The hull sides and bottom are solid fiberglass, and the superstructure and decks are cored with closed cell foam that is hand-applied to the laminate. The hull-deck joint is bonded and mechanically fastened. In all, a relatively conservative approach to design.

A hatch in the afterdeck sole leads to the machinery space. Access is reasonable, but the saloon sole is removable, should the need arise. Fairline follows a detailed checklist during design and production to ensure proper access for service.

Fuel is carried in two 495.5-gallon aluminum tanks, and a distribution manifold allows each engine to draw from and return to either tank. Water is carried in two 132.5-gallon fiberglass tanks.
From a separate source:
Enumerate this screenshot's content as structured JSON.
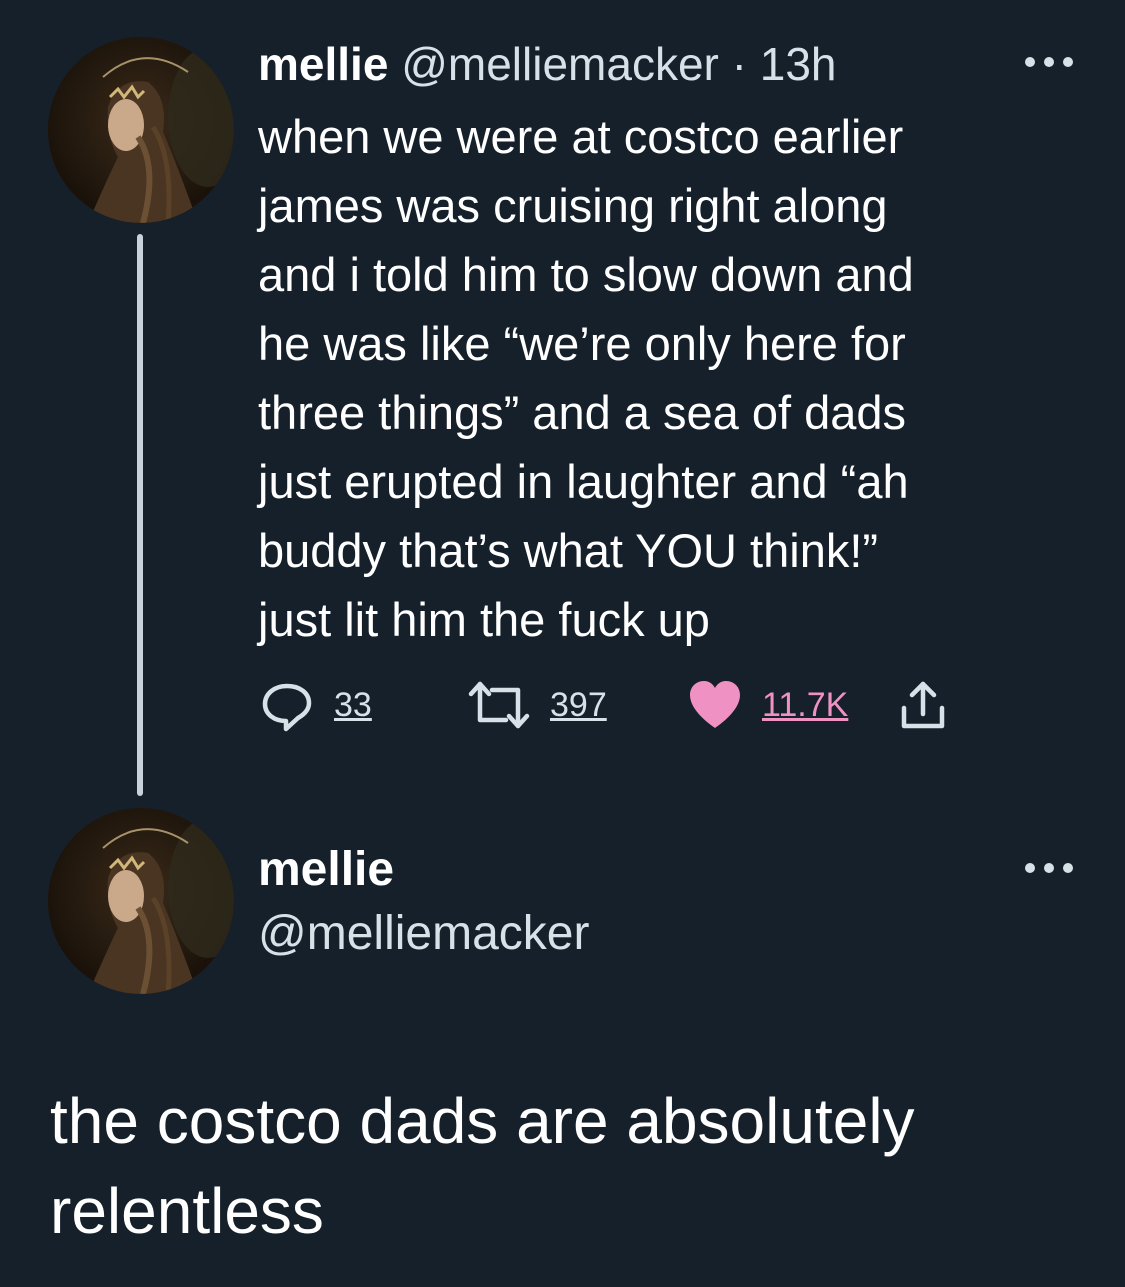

Fairline boats shipped to the United States are equipped with 220/110/60 Hz-volt AC and 24-volt DC electrical systems, and bonding systems are installed as per American Boat & Yacht Council standards.

The 62 is priced at $1,692,000 with a pair of 800 hp Caterpillar 3406 diesels. The cost includes virtually everything from electronics to salad forks, but the Achilles’ heel of foreign builders pursuing the American market has always been service after the sale. Fairline has 35 dealers around the world and seems committed to raising the bar. The beautifully detailed owner’s manuals, for example, are the finest I have seen in the marine industry. Marina One, the South Florida dealer whose boat I tested, was intimately familiar with the product and has a world-class facility to support it.

Yes, the British have arrived. This time, it seems they’re here to stay.

Contact: Fairline Boats of North America, (843) 342-3453; fax (843) 342-3483;